On Monday, March 3, 2008, at 7:00 PM, the Conshohocken Zoning Hearing Board will deliberate on an interpretation of the Borough’s Zoning Ordinance as it related to developing along the floodplane.  The interpretation is requested by a partnership related to O’Neill Properties Group and the proposed development in question is a 200,000 square-foot riverfront office building, including structured parking and “related accessory structures.”  The hearing will be held at Conshohocken Borough Hall, 720 Fayette Street and the public is encouraged to attend.

Hammer’s Junkyard Development Proposal

Local developer Ratoskey and Trainor is proposing building 24 or 30 condominiums on the Hammer Junkyard site (West 2nd Avenue and Wood Street). Such a development would require changing the property’s zoning. Towards that end the developer has drafted its own zoning classification for the site.

The developer will hold a community meeting to present his proposed zoning change and development concept on Monday, February 25th at 6 PM at Conshohocken Borough Hall, 720 Fayette Street.

The next night, Tuesday, February 26, at 7:30 PM, the Planning Commission will review the proposed zoning change and make a recommendation for Borough Council’s consideration. This meeting will also take place at Borough Hall.

The public is encouraged to attend both meetings to get all of the facts and make sure that your voice is heard.

Building affordable housing in our region

Here I am pictured with my boss, Farah Jimenez

I am pictured above on the front page of the Real Estate section of today’s Inquirer with my boss, Farah Jimenez, in one of 11 townhomes that my company built last year for first-time homebuyers that make no more than 80% of the area’s median income.

The front page of the Real Estate section of today’s Philadelphia Inquirer features a lengthy article about our region’s need for “workforce housing,” or housing for middle-class workers such as police officers and school teachers. Last summer my company, a non-profit Community Development Corporation in the Mt. Airy section of the city, completed construction of 11 townhomes for first-time, income-qualified homebuyers. I am proud to say that 10 of the 11 homes are currently occupied. I encourage you to read the article.

Skyrocketing housing prices throughout our region, including Conshohocken, have brought some great benefits and probably some unexpected wealth to long-time homeowners.

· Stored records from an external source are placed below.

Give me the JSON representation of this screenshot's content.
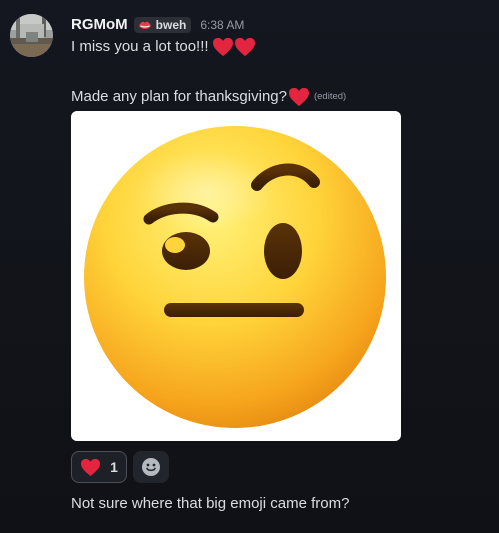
{
  "message": {
    "username": "RGMoM",
    "tag": "bweh",
    "tag_icon": "lips-icon",
    "timestamp": "6:38 AM",
    "lines": [
      "I miss you a lot too!!!",
      "Made any plan for thanksgiving?"
    ],
    "edited_label": "(edited)",
    "image": "face-with-raised-eyebrow-emoji"
  },
  "reactions": [
    {
      "emoji": "red-heart",
      "count": "1"
    }
  ],
  "add_reaction_icon": "smiley-icon",
  "followup_message": "Not sure where that big emoji came from?",
  "colors": {
    "background": "#13151b",
    "username": "#f2f3f5",
    "text": "#dbdee1",
    "muted": "#949ba4",
    "heart": "#e3253f",
    "tag_bg": "#2c2f36"
  }
}
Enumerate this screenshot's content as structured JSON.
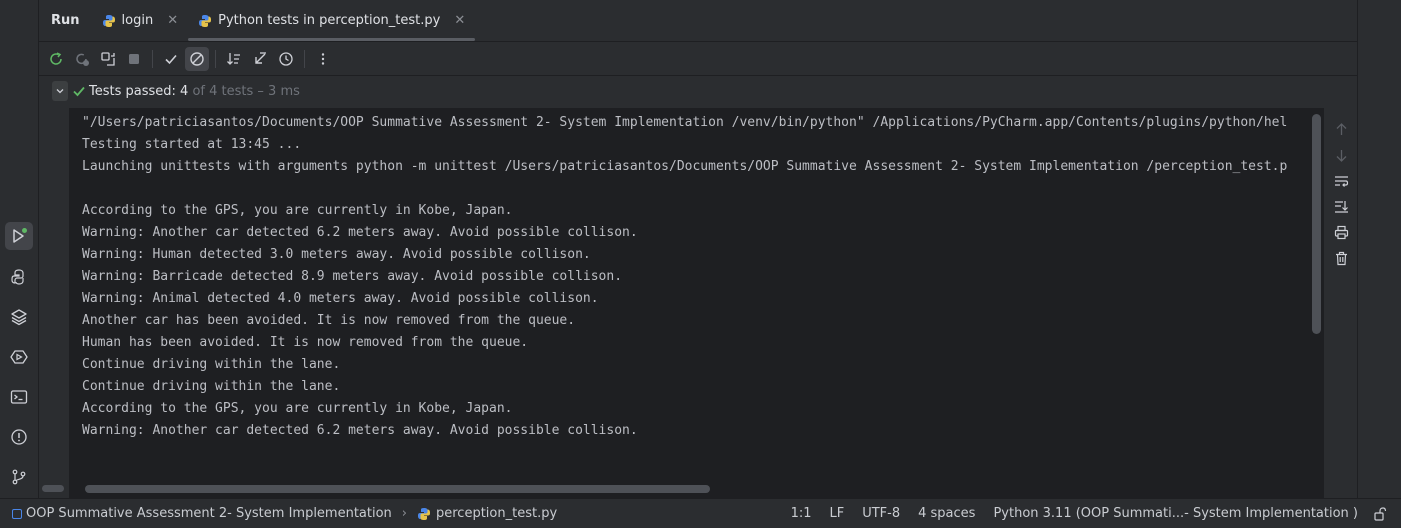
{
  "run_panel": {
    "title": "Run",
    "tabs": [
      {
        "label": "login",
        "icon": "python-icon",
        "close": "✕"
      },
      {
        "label": "Python tests in perception_test.py",
        "icon": "python-tests-icon",
        "close": "✕",
        "selected": true
      }
    ]
  },
  "toolbar": {
    "buttons": [
      "rerun-icon",
      "rerun-failed-icon",
      "toggle-auto-test-icon",
      "stop-icon",
      "show-passed-icon",
      "show-ignored-icon",
      "sort-alphabetically-icon",
      "sort-by-duration-icon",
      "history-icon",
      "more-options-icon"
    ]
  },
  "test_status": {
    "label": "Tests passed: ",
    "count": "4",
    "detail": "of 4 tests – 3 ms"
  },
  "console": {
    "lines": [
      "\"/Users/patriciasantos/Documents/OOP Summative Assessment 2- System Implementation /venv/bin/python\" /Applications/PyCharm.app/Contents/plugins/python/hel",
      "Testing started at 13:45 ...",
      "Launching unittests with arguments python -m unittest /Users/patriciasantos/Documents/OOP Summative Assessment 2- System Implementation /perception_test.p",
      "",
      "According to the GPS, you are currently in Kobe, Japan.",
      "Warning: Another car detected 6.2 meters away. Avoid possible collison.",
      "Warning: Human detected 3.0 meters away. Avoid possible collison.",
      "Warning: Barricade detected 8.9 meters away. Avoid possible collison.",
      "Warning: Animal detected 4.0 meters away. Avoid possible collison.",
      "Another car has been avoided. It is now removed from the queue.",
      "Human has been avoided. It is now removed from the queue.",
      "Continue driving within the lane.",
      "Continue driving within the lane.",
      "According to the GPS, you are currently in Kobe, Japan.",
      "Warning: Another car detected 6.2 meters away. Avoid possible collison."
    ]
  },
  "statusbar": {
    "project": "OOP Summative Assessment 2- System Implementation",
    "file": "perception_test.py",
    "position": "1:1",
    "line_separator": "LF",
    "encoding": "UTF-8",
    "indent": "4 spaces",
    "interpreter": "Python 3.11 (OOP Summati...- System Implementation )"
  },
  "colors": {
    "background": "#2b2d30",
    "console_background": "#1e1f22",
    "success_green": "#5fb865",
    "accent_blue": "#4a86e8"
  }
}
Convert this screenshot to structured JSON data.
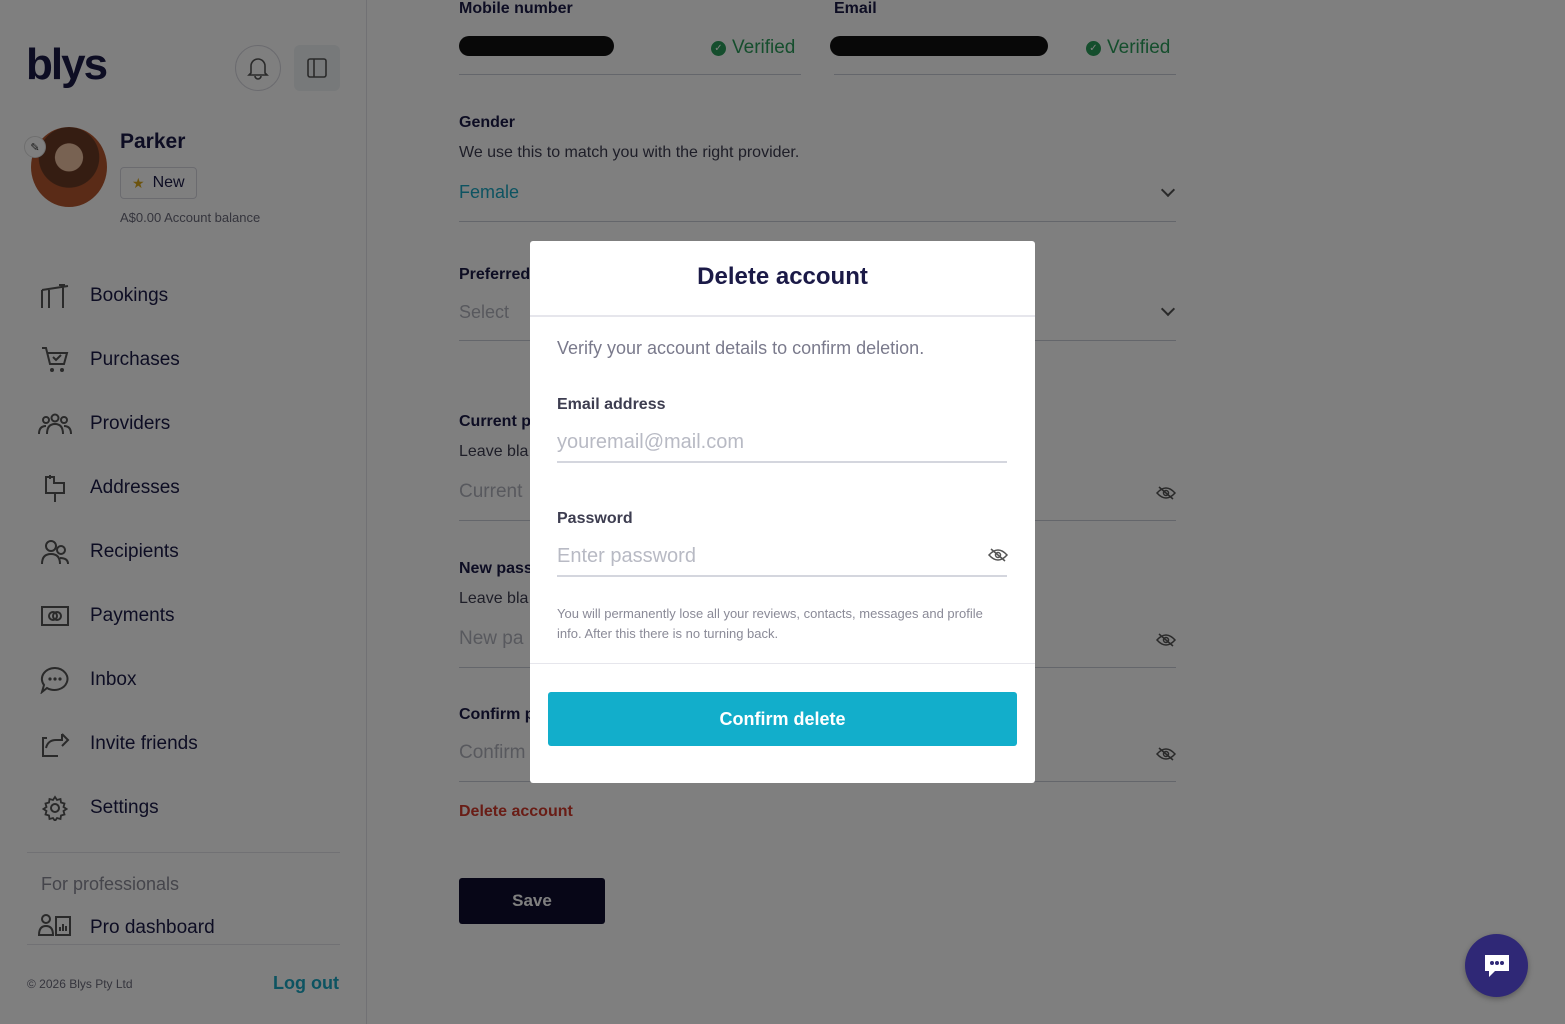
{
  "sidebar": {
    "logo": "blys",
    "user": {
      "name": "Parker",
      "badge": "New",
      "balance": "A$0.00 Account balance"
    },
    "nav": [
      {
        "label": "Bookings",
        "icon": "bookings-icon"
      },
      {
        "label": "Purchases",
        "icon": "cart-icon"
      },
      {
        "label": "Providers",
        "icon": "providers-icon"
      },
      {
        "label": "Addresses",
        "icon": "mailbox-icon"
      },
      {
        "label": "Recipients",
        "icon": "recipients-icon"
      },
      {
        "label": "Payments",
        "icon": "payments-icon"
      },
      {
        "label": "Inbox",
        "icon": "chat-bubble-icon"
      },
      {
        "label": "Invite friends",
        "icon": "share-icon"
      },
      {
        "label": "Settings",
        "icon": "gear-icon"
      }
    ],
    "for_professionals": "For professionals",
    "pro_dashboard": "Pro dashboard",
    "copyright": "© 2026 Blys Pty Ltd",
    "logout": "Log out"
  },
  "main": {
    "mobile_label": "Mobile number",
    "email_label": "Email",
    "verified": "Verified",
    "gender_label": "Gender",
    "gender_help": "We use this to match you with the right provider.",
    "gender_value": "Female",
    "preferred_label": "Preferred",
    "preferred_value": "Select",
    "current_label": "Current p",
    "current_help": "Leave bla",
    "current_placeholder": "Current",
    "new_label": "New pass",
    "new_help": "Leave bla",
    "new_placeholder": "New pa",
    "confirm_label": "Confirm p",
    "confirm_placeholder": "Confirm",
    "delete_account": "Delete account",
    "save": "Save"
  },
  "modal": {
    "title": "Delete account",
    "description": "Verify your account details to confirm deletion.",
    "email_label": "Email address",
    "email_placeholder": "youremail@mail.com",
    "password_label": "Password",
    "password_placeholder": "Enter password",
    "note": "You will permanently lose all your reviews, contacts, messages and profile info. After this there is no turning back.",
    "confirm_button": "Confirm delete"
  },
  "colors": {
    "brand_dark": "#1b1a47",
    "accent": "#12aecb",
    "verified": "#2a9d5a",
    "danger": "#d33a2c"
  }
}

However, those prices have left many prospective buyers squeezed out of the market. It’s a challenge we’ll need to work together to address.